And as for continuous ownership, the Abstract clearly shows that only in relatively modern times did a single owner occupy his or her land for any appreciable length of time. By Warranty Deed dated August 8, 1947, Karl and Mildred Foster became owners of these 35 acres, more or less. They lived in the small farmhouse occupying the property and raised a fine family. In the ensuing twenty-two years their family grew up and moved off the farm. Occupation of this farm site had become the longest continuous ownership since it was deeded to Wentworth Hayden in 1856! It was, by accident, that this piece of marginal farmland came into the hands of a lifelong and successful farming couple. The following story was related by Webster Hamilton Wadsworth to the crowd of friends and family at their 60th wedding anniversary in 2002.
While on a duck hunting excursion on Hayden Lake one fall day in 1968, Webster and his hunting partners returned home via County Road 121, a route they normally would not have used. Along the way Webster noticed a For Sale sign on property in the Village of Champlin. Thinking this might be a speculation investment, he decided to purchase the property from Karl and Mildred Foster.

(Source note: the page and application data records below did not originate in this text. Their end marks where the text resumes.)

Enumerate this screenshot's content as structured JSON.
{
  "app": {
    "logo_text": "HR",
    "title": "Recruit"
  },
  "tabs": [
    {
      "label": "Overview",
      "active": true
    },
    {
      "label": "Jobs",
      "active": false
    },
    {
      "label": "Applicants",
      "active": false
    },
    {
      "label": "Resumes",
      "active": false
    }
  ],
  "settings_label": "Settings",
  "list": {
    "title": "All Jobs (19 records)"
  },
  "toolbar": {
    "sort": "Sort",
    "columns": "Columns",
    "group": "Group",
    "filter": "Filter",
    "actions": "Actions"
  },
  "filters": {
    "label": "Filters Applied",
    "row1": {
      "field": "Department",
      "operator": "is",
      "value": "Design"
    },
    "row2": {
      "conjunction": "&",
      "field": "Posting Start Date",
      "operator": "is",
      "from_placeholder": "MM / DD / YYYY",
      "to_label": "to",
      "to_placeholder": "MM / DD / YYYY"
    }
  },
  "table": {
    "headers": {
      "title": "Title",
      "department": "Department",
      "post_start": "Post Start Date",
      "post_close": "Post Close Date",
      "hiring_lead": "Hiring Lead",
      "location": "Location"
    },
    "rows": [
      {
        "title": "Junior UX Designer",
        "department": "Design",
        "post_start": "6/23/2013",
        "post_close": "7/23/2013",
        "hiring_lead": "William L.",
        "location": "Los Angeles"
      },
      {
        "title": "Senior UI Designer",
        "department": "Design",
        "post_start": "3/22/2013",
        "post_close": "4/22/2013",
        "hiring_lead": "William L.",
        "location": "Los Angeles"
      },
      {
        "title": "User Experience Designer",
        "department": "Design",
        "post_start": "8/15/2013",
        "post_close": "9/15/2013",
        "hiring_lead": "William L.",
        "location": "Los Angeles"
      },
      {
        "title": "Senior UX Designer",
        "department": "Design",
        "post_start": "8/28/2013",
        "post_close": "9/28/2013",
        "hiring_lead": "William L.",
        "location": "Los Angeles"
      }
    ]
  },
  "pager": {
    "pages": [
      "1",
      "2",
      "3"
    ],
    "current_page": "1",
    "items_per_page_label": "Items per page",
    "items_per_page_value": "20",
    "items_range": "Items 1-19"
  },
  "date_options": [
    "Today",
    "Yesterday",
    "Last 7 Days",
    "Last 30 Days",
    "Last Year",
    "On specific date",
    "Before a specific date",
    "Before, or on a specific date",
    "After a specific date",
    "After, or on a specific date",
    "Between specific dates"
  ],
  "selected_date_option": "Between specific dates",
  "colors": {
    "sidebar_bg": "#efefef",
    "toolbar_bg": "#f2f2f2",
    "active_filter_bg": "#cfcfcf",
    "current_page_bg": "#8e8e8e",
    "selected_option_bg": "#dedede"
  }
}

As coincidence would have it, earlier that same year Webster and Norma’s daughter, Nancy Lee, married William Bauer. Since they were renting an apartment, they were given the opportunity to rent the vacant farmhouse on the property. They moved in on June 6, 1969 for what was to be a short duration, “until they got their feet on the ground” as Webster put it. As in baseball, and most other things in life, timing is everything. When the time came for the Wadsworths to sell the property, the market was down and it didn’t sell. It was then, in 1977, that the Bauers and Wadsworths teamed up to create a partnership that would eventually become the Bauer Berry Farm. Webster brought with him the knowledge of a lifelong relationship to the land and the young couple brought the blissful ignorance of youth. The combination proved to be successful and today, thirty-three years after the partnership was created, the Bauer Berry Farm continues to be an icon for fruits and vegetables in Northwest Hennepin County.